Even though there is a raised psi rating present on your tire’s sidewall, it in no way represents your vehicle’s ideal inflation pressure. The maximum inflation pressure is simply the pressure that provides optimum load carrying capacity. The inflation pressure recommended for your particular vehicle is most commonly available on the label on your driver side door jam or in the owner’s manual, but on some models it can be found in the glove box, center console or fuel door. This inflation pressure is based on best tread wear characteristics and comfort level. Also note that many trucks will specify a different inflation pressure in the front tires as opposed to the rear ones (see photo above).
Tire Rotation Interval

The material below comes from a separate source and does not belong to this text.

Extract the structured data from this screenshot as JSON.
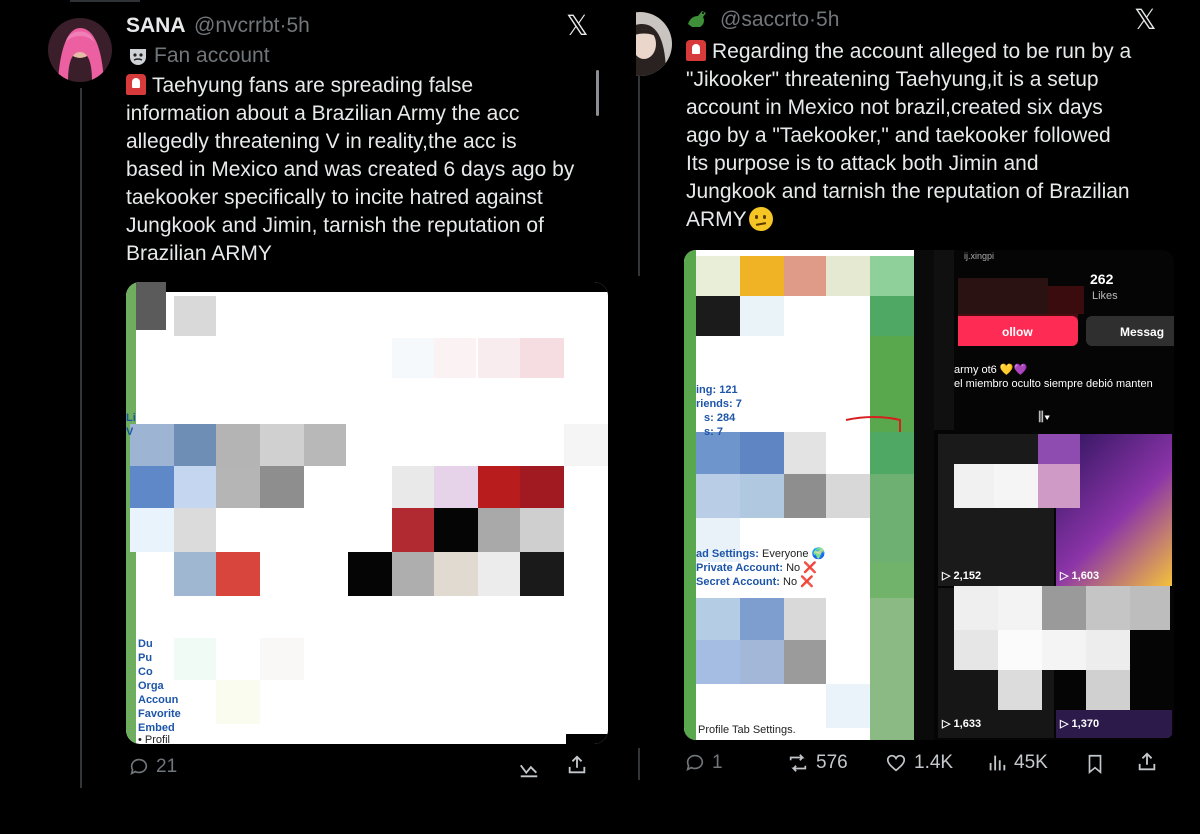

With the perfect tire picked out and the right inflation pressure being employed and checked on a regular basis, routine tire rotation is the next step in competent tire care. The primary goal of regular tire rotations has always been to achieve the most uniform tread wear of all tires on a vehicle, so it’s always best to adhere to the tire rotation pattern specified by the vehicle manufacturer (when applicable) via the owner’s manual. If no pattern is listed in your owner’s manual, observe front to back rotations every 6,000 miles and no more than every 7,500 miles. Also bear in mind that irregular tread wear may require more frequent rotation.
There are various tire rotation patterns to choose from, with some of the most common patterns pictured above. However, these popular patterns don’t apply across the board for all applications. The best tire rotation pattern for your specific vehicle is the one printed in the owner’s manual.

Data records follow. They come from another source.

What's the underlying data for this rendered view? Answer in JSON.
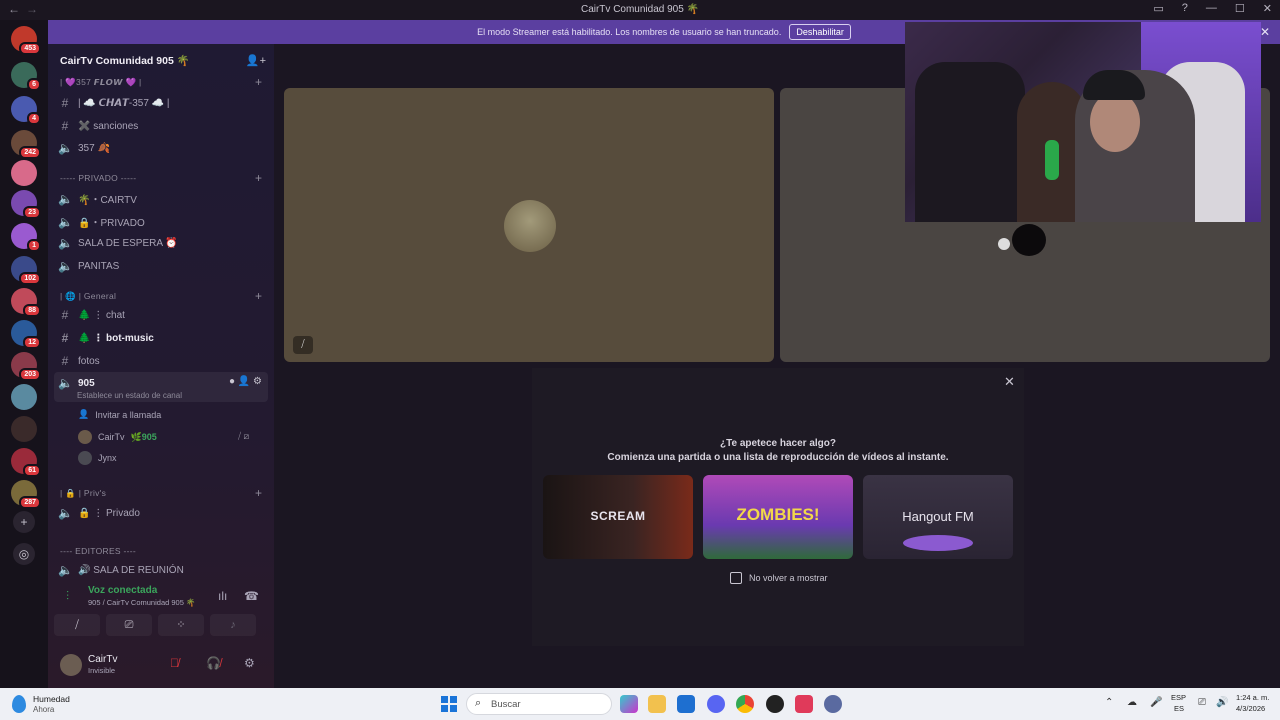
{
  "window": {
    "title": "CairTv Comunidad 905 🌴"
  },
  "banner": {
    "text": "El modo Streamer está habilitado. Los nombres de usuario se han truncado.",
    "button": "Deshabilitar"
  },
  "rail": {
    "servers": [
      {
        "badge": "453",
        "color": "#c0392b"
      },
      {
        "badge": "6",
        "color": "#3a6a5a"
      },
      {
        "badge": "4",
        "color": "#4a5ab0"
      },
      {
        "badge": "242",
        "color": "#6a4a3a"
      },
      {
        "badge": "",
        "color": "#d86a8a"
      },
      {
        "badge": "23",
        "color": "#7a4ab0"
      },
      {
        "badge": "1",
        "color": "#9a5ad0"
      },
      {
        "badge": "102",
        "color": "#3a4a8a"
      },
      {
        "badge": "88",
        "color": "#c04a5a"
      },
      {
        "badge": "12",
        "color": "#2a5a9a"
      },
      {
        "badge": "203",
        "color": "#8a3a4a"
      },
      {
        "badge": "",
        "color": "#5a8aa0"
      },
      {
        "badge": "",
        "color": "#3a2a2a"
      },
      {
        "badge": "61",
        "color": "#9a2a3a"
      },
      {
        "badge": "287",
        "color": "#7a6a3a"
      }
    ]
  },
  "sidebar": {
    "server_name": "CairTv Comunidad 905 🌴",
    "items": [
      {
        "type": "category",
        "label": "| 💜357 𝙁𝙇𝙊𝙒 💜 |"
      },
      {
        "type": "text",
        "label": "| ☁️ 𝘾𝙃𝘼𝙏-357 ☁️ |"
      },
      {
        "type": "text",
        "label": "✖️ sanciones"
      },
      {
        "type": "voice",
        "label": "357 🍂"
      },
      {
        "type": "category",
        "label": "----- PRIVADO -----"
      },
      {
        "type": "voice",
        "label": "🌴・CAIRTV"
      },
      {
        "type": "voice",
        "label": "🔒・PRIVADO"
      },
      {
        "type": "voice",
        "label": "SALA DE ESPERA ⏰"
      },
      {
        "type": "voice",
        "label": "PANITAS"
      },
      {
        "type": "category",
        "label": "| 🌐 | General"
      },
      {
        "type": "text",
        "label": "🌲 ⋮ chat"
      },
      {
        "type": "text",
        "label": "🌲 ⋮ bot-music"
      },
      {
        "type": "text",
        "label": "fotos"
      },
      {
        "type": "voice",
        "label": "905"
      },
      {
        "type": "category",
        "label": "| 🔒 | Priv's"
      },
      {
        "type": "voice",
        "label": "🔒 ⋮ Privado"
      },
      {
        "type": "category",
        "label": "---- EDITORES ----"
      },
      {
        "type": "voice",
        "label": "🔊 SALA DE REUNIÓN"
      }
    ],
    "channel_status": "Establece un estado de canal",
    "invite": "Invitar a llamada",
    "users": [
      {
        "name": "CairTv",
        "tag": "🌿905"
      },
      {
        "name": "Jynx",
        "tag": ""
      }
    ]
  },
  "voice_panel": {
    "title": "Voz conectada",
    "subtitle": "905 / CairTv Comunidad 905 🌴"
  },
  "user_panel": {
    "name": "CairTv",
    "status": "Invisible"
  },
  "activity": {
    "question": "¿Te apetece hacer algo?",
    "subtitle": "Comienza una partida o una lista de reproducción de vídeos al instante.",
    "cards": [
      "SCREAM",
      "ZOMBIES!",
      "Hangout FM"
    ],
    "checkbox_label": "No volver a mostrar"
  },
  "taskbar": {
    "weather": "Humedad",
    "weather_sub": "Ahora",
    "search": "Buscar",
    "lang1": "ESP",
    "lang2": "ES",
    "time": "1:24 a. m.",
    "date": "4/3/2026"
  }
}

Spare Tire/Fifth Tire Rotation
If your vehicle is fitted with a full-size spare tire, it’s usually a good idea to get it into circulation, too. Simply look up the manufacturer’s recommendation for getting the spare into service. In the absence of a manufacturer recommendation, Nitto recommends a five-tire rotation any time a full-size spare is in the equation.

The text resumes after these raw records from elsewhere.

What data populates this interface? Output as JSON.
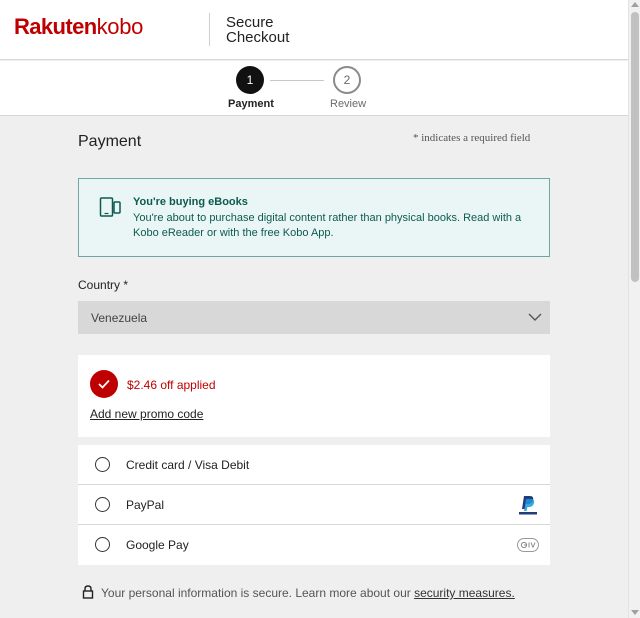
{
  "header": {
    "brand_rakuten": "Rakuten",
    "brand_kobo": "kobo",
    "title_line1": "Secure",
    "title_line2": "Checkout"
  },
  "stepper": {
    "steps": [
      {
        "number": "1",
        "label": "Payment",
        "active": true
      },
      {
        "number": "2",
        "label": "Review",
        "active": false
      }
    ]
  },
  "main": {
    "title": "Payment",
    "required_note": "* indicates a required field",
    "info_box": {
      "icon": "tablet-phone-icon",
      "title": "You're buying eBooks",
      "text": "You're about to purchase digital content rather than physical books. Read with a Kobo eReader or with the free Kobo App."
    },
    "country": {
      "label": "Country",
      "required_mark": "*",
      "value": "Venezuela"
    },
    "promo": {
      "applied_text": "$2.46 off applied",
      "add_link": "Add new promo code"
    },
    "payment_methods": [
      {
        "label": "Credit card / Visa Debit",
        "logo": ""
      },
      {
        "label": "PayPal",
        "logo": "paypal-logo"
      },
      {
        "label": "Google Pay",
        "logo": "gpay-logo"
      }
    ],
    "secure_note": {
      "text": "Your personal information is secure. Learn more about our ",
      "link": "security measures."
    }
  },
  "colors": {
    "brand_red": "#bf0000",
    "info_bg": "#eaf6f5",
    "info_border": "#6ea7a1",
    "info_text": "#0d5a50"
  }
}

Special Condition Rotations
Unique conditions can make it impossible to observe the more popular patterns of tire rotation. This is true for uni-directional tires with asymmetric tread patterns and vehicles that make use of different size tires, front to rear. These types of tires or arrangements may also carry certain rotation guidelines or restrictions. Once again, it’s best to check your owner’s manual or consult a tire professional for a recommendation on the best rotation practice to use.
Rotating Can Help Quell Tread Wear Issues
For a multitude of reasons, tires can show irregular wear—even though they’ve been well cared for. In some cases, rotating the tires can solve the issue. Other times, excessive or uneven wear is caused from misalignment, tire imbalance or a mechanical problem (such as worn ball joints, etc.).
Check Air Pressure After Rotating
One thing many of us forget to do after performing a tire rotation is to make sure inflation pressure is still where it needs to be. Always check (and if necessary, adjust) your tire's inflation pressure when the tires are cold, and on the vehicle.
Over and Under Inflation’s Effect on Your Tires
Over-inflation and under-inflation can affect your tire’s tread wear considerably. If you’ve over-inflated them, premature wear can occur on the tire’s crown (the center of the tread). In addition to the increased wear, over-inflating tires can make them susceptible to suffering internal damage if they endure an impact such as a curb, deep pot hole or rock. If your tires are low for long periods of time, you’ll notice excessive wear on the outer edges. Aside from limiting wear, proper inflation pressure maximizes your vehicle’s handling, braking and fuel economy.
Outside of the 2/32-inch rule and the Penny Trick…
Eventually, and even with top-notch care, your tires will run out of tread. Beyond the penny trick, it’s wise to keep a tread depth gauge handy. Not only will it tell you when you’re nearing the legal limit of 2/32-inch tread (1.6mm), but using it to intermittently check tread wear can help you spot irregular or excessive tread wear patterns before it’s too late.
Need a refresher course on trailer tires? Find out how to pick the best one here.